Referring to the fact that there are no differences between the so-called “moderates” and “extremists” in the regime, Amb. Bloomfield said: “Since 2017, under so-called moderate President Rouhani, Raisi has put people in jail. Raisi’s role has continued since the 1988 massacre before our eyes.”
Recalling the observation that “human rights are at the center of President Biden’s message to the world”, Amb. Bloomfield recommended, “The United States and others must pursue human rights cases not only against Raisi, but against all members of the regime.
“There should also be a counterintelligence investigation in America to ensure that people speaking on behalf of Iran [regime] are identified by their link with the regime, ”he concluded.
A survivor of the 1988 massacre also spoke at the event. Reza Fallahi, who miraculously escaped the murders and now resides in Britain, recounted a gruesome personal ordeal from his arrest in September 1981 for supporting the MEK. He recalled that the planning of the massacre had started “at the end of 1987 and the beginning of 1988”.
He added regarding the role of Raisi: “Ebrahim Raisi showed particular hostility towards myself and my cell mates. … They asked for our affiliation with a political organization, if we believe in the Islamic Republic, and if we are ready to repent, and so on. … Overall, only 12 people survived in our service. “
He added: “To prevent the regime from committing another massacre, the international community, especially the United Nations, must end the culture of impunity, launch an independent investigation into the massacre and hold people to account. like Raisi.
Fallahi also announced that the families of the victims will file a lawsuit against Raisi in the UK.
“Will Western countries and the United Nations remain silent as they did in the 1988 massacre?” asked the survivor of the massacre.
Tahar Boumedra, former head of the UN Human Rights Office in Iraq and Coordinator of Justice for Victims of the 1988 Massacre in Iran (JVMI), said: “JVMI joins Amnesty International, and we call Ebrahim Raisi be investigated for his role in past and ongoing crimes against humanity, and for international tribunals to bring him to justice. “

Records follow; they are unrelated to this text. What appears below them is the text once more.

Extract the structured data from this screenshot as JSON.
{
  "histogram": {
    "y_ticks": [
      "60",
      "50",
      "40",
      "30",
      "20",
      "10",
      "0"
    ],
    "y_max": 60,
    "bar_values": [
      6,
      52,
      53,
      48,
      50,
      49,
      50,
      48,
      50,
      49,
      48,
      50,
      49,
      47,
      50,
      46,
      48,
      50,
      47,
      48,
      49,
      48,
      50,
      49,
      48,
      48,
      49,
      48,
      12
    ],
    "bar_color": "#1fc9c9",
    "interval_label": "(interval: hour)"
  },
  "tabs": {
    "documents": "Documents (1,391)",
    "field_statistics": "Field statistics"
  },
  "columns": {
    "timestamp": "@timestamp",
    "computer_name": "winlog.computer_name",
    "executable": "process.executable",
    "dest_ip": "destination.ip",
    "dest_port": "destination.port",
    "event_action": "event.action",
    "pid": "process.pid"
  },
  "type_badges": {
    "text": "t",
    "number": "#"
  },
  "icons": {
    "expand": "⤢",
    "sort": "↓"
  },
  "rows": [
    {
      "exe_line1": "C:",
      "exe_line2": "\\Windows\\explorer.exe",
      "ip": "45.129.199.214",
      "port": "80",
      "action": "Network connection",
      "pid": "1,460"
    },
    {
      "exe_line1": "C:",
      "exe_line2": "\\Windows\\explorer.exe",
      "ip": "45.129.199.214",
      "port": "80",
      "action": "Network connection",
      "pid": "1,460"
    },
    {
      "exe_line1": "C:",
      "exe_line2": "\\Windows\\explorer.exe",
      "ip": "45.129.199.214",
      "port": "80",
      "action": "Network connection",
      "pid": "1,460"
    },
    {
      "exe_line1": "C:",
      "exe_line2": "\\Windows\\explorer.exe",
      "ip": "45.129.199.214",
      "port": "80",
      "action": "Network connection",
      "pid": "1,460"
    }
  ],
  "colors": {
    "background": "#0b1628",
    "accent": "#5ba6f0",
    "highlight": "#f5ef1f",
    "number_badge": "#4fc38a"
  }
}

“We are not going to wait until Raisi’s immunity is taken away to act. We are going to act and we are going to submit this to the British system.”
Boumedra said: “JVMI has documented a large amount of evidence and it will be turned over to the relevant authorities,” before adding: “We firmly believe that Raisi’s place is not to lead a state or be president. His place is in a detention center in The Hague ”, referring to the seat of the International Court of Justice.